July 19, 2018

IRS violence

The IRS May Want to Stock Up on Shotguns

The IRS is not the most popular government agency. This is not news. What is a developing problem is more and more people feel that reacting to the Service through with violence is somehow an acceptable option. Can we expect another lunatic to fly a plane into a building? Hard to say. But Joe Kristan did warn us about this.

And now the Treasury Inspector General has informed Tim Geithner that this will be one of the “challenges” the Service can expect in the new year:

In addition to safeguarding a vast amount of sensitive financial and personal data, the IRS must also protect approximately 100,000 employees and more than 700 facilities throughout the country. Attacks and threats against IRS employees and facilities have risen steadily in recent years.

The February 2010 attack on an IRS facility in Austin, Texas, is a stark reminder of the dangers that IRS employees face every day in trying to perform their jobs. Animosity towards the tax collection process is nothing new, but the Austin incident and other recent events point to a surge of hostility towards the Federal Government. According to the Anti-Defamation League, the militia movement has almost quadrupled in size in the past two years, growing to more than 200 groups across the country. The Southern Poverty Law Center has reported that anti-government and hate groups have grown from 149 groups in 2008 to 512 groups in 2009, a 244 percent increase. The ongoing public debate regarding the recently enacted health care legislation may also lead to increased threats against IRS employees and facilities, underscoring the need for continuing vigilance in the area of physical security.

It’s good to know that our country is filled with so many level-headed folks that creating hate groups has become a relatively popular thing to do.

Accounting News Roundup: Record Number of ‘Nonpayers’ of Income Tax in ’08; IRS Getting Used to Threats?; Donations for Chile Bill Passes House | 03.11.10

Record Numbers of People Paying No Income Tax; Over 50 Million “Nonpayers” Include Families Making over $50,000 [Tax Foundation via TaxProf Blog]
For all the bellyaching Americans do about taxes, a large portion of them have managed to turn “Tax Day into a payday.” What the hell does that mean? It means that a growing number of people are considered to be “nonpayers” or people that get back every dollar withheld on their paycheck.

Sounds great, right? It’s my money, F the government, etc, etc. Well, the Tax Foundation is a little concerned because as the federal budget continues to grow, the income tax system becomes a less effective method of financing expenditures:


“[R]ecently released IRS data for the 2008 tax year show that a record 51.6 million filers had no income tax obligation.
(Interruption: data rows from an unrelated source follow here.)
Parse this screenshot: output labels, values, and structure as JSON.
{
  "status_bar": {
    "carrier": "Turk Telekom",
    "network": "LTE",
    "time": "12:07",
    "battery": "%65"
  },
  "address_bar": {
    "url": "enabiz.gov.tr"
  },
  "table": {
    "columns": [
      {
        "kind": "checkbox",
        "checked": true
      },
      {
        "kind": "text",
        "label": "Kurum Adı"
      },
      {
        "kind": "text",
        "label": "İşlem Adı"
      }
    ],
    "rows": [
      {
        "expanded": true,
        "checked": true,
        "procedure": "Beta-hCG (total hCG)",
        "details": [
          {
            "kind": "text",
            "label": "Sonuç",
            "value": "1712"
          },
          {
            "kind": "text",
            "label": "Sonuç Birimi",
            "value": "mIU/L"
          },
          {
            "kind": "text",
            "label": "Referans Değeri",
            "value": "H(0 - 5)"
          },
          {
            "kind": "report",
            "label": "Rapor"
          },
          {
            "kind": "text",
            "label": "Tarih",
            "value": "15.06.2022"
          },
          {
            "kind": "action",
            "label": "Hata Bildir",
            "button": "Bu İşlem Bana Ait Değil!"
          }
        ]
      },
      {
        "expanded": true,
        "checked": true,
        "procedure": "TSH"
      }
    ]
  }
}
That means more than 36 percent of all Americans who filed a tax return for 2008 were nonpayers, raising serious doubts about the ability of the income tax system to continue funding the federal government’s ballooning expenditures.”

The Foundation concludes that if the trend of credits continues, the more people will get used to the idea that their refund from the Feds is annual windfall rather than an even greater inefficient government. “As the number of refundable tax credits continues to grow, more and more tax filers are seeing the IRS as a source of income, not something to which taxes are paid.”

Eye Opener: Threats against IRS workers continue [Federal Eye/WaPo]
Despite so many people being “nonpayers” people still hate on the IRS, as we’ve covered. And actually, the IRS is okay with that. It’s expected:

“It would be a little naïve to think that we don’t get some threats over the course of doing business,” said IRS Communications Director Terry Lemons.

Perhaps it would be naïve but there seems to be shit going down every week. When does the ‘over the course of doing business’ become “day-to-day challenges that we deal with”?

House Passes Chile Earthquake Donations Bill [Web CPA]
Yesterday, the House approved the extension of the deadline for donations made to victims of the earthquake in Chile, to considerable less fanfare than the Haiti bill from back in January. Presumably, Congress is under the impression that voters aren’t that concerned about what goes on in the southern hemisphere, thus the need for grandstanding on this issue isn’t needed.

The bill, sponsored by new Ways & Means Chair Sander Levin (D-MI) and Dave Camp (R-MI), would allow donations made through April 15, 2010 to be included on your 2009 tax return.